*** DATA EXCERPTS ***
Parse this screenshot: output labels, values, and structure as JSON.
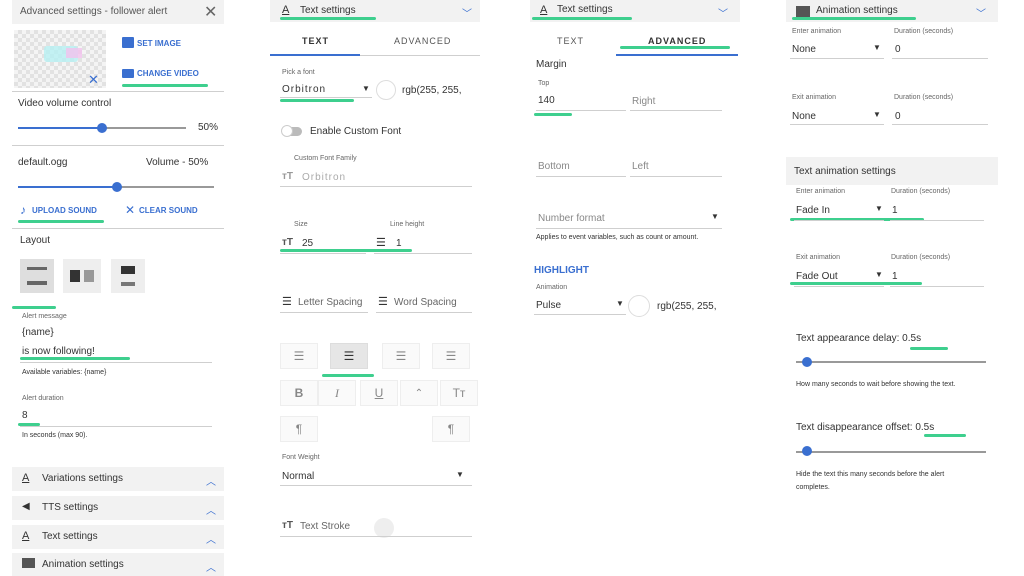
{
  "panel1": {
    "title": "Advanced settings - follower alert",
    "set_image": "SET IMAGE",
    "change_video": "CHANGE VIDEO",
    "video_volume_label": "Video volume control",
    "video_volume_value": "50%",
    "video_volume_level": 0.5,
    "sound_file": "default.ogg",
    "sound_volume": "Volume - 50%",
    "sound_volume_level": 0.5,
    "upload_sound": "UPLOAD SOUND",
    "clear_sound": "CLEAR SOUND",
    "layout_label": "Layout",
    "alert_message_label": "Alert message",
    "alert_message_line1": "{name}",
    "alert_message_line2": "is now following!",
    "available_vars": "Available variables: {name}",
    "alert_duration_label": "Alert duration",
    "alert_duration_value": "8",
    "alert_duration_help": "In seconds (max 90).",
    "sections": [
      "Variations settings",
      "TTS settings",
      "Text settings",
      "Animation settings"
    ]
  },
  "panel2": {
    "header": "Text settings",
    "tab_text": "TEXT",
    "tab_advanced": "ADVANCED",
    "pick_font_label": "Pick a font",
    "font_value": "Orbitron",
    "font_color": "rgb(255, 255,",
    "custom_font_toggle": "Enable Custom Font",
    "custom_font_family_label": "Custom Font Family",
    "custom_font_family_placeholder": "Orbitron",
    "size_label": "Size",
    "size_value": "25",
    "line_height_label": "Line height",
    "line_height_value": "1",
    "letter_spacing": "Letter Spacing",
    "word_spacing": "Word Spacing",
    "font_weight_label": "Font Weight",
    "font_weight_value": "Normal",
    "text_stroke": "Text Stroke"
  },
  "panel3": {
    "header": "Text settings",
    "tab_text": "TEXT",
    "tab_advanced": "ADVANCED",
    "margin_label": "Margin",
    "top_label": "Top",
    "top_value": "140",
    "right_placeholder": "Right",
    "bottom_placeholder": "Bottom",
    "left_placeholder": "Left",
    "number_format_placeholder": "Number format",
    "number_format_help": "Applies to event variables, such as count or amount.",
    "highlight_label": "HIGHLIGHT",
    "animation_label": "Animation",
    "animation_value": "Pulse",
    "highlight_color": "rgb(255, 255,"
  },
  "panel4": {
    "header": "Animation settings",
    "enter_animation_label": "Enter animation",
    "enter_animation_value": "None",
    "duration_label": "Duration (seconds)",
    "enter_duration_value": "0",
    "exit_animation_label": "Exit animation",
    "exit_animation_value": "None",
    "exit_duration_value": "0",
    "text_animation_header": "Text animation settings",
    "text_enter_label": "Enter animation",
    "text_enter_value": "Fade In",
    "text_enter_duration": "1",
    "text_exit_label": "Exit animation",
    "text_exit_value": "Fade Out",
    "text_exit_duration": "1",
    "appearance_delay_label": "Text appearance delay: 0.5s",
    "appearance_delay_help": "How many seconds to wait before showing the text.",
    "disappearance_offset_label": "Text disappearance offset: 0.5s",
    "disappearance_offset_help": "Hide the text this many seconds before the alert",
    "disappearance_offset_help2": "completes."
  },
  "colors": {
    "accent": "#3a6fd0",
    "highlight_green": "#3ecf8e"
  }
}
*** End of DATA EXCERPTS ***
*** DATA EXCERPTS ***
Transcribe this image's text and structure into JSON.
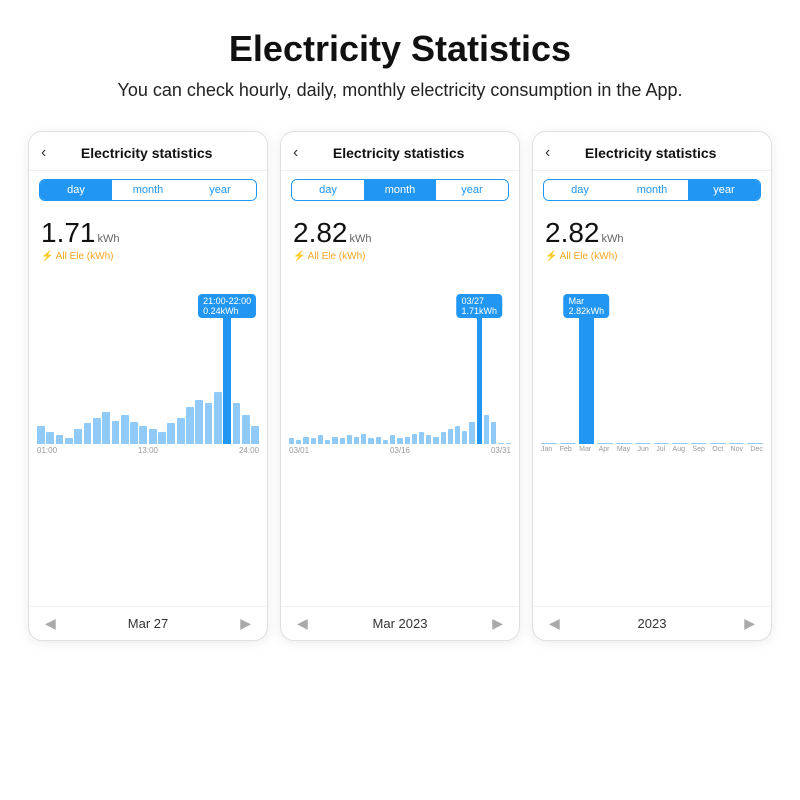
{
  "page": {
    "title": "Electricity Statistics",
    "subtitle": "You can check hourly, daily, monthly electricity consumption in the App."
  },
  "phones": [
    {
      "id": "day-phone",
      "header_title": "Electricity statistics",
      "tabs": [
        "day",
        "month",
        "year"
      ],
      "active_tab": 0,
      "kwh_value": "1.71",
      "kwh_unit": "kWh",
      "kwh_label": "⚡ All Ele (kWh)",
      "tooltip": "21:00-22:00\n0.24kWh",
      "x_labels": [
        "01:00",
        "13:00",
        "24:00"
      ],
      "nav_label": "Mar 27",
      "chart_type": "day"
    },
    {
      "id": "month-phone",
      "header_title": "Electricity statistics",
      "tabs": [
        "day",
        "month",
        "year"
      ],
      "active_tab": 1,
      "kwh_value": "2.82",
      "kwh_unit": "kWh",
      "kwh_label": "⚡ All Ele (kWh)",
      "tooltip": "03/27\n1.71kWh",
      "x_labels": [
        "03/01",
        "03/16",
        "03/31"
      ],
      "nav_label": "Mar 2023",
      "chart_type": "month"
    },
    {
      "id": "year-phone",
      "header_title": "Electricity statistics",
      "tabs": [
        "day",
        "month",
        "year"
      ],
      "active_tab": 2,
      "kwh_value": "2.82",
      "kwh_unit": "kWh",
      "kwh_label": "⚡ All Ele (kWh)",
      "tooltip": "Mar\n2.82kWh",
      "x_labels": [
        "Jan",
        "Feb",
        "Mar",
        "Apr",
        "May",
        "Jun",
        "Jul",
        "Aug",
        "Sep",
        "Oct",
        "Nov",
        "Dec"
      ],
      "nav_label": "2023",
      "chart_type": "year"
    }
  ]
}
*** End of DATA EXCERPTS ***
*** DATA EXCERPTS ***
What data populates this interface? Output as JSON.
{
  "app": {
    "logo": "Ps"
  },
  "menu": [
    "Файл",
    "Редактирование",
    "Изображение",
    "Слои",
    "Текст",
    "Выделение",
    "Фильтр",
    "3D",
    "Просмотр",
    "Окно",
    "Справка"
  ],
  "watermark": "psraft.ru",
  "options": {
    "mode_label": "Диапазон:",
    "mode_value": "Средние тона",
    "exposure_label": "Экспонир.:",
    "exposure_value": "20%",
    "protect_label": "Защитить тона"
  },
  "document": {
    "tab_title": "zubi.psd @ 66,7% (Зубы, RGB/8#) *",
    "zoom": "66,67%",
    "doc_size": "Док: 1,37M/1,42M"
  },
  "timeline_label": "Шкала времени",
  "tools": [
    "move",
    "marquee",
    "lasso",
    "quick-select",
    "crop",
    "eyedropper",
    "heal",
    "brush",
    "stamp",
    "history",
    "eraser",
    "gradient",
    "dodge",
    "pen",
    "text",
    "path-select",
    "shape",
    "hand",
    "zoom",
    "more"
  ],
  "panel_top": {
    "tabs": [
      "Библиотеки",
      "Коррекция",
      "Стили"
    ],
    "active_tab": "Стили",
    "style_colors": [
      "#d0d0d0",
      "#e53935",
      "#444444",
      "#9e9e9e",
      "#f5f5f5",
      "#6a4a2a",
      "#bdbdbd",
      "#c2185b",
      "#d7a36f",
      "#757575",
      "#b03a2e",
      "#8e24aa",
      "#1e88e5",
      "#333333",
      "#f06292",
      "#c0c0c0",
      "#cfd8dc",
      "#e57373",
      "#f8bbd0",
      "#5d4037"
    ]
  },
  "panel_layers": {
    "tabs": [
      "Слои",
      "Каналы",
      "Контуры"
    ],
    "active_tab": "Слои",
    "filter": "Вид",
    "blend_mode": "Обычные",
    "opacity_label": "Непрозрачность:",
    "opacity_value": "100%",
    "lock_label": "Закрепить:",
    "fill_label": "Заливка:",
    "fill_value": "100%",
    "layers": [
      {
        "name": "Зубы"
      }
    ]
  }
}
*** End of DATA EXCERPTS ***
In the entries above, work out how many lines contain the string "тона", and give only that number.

### RESPONSE TO THE EXERCISE
2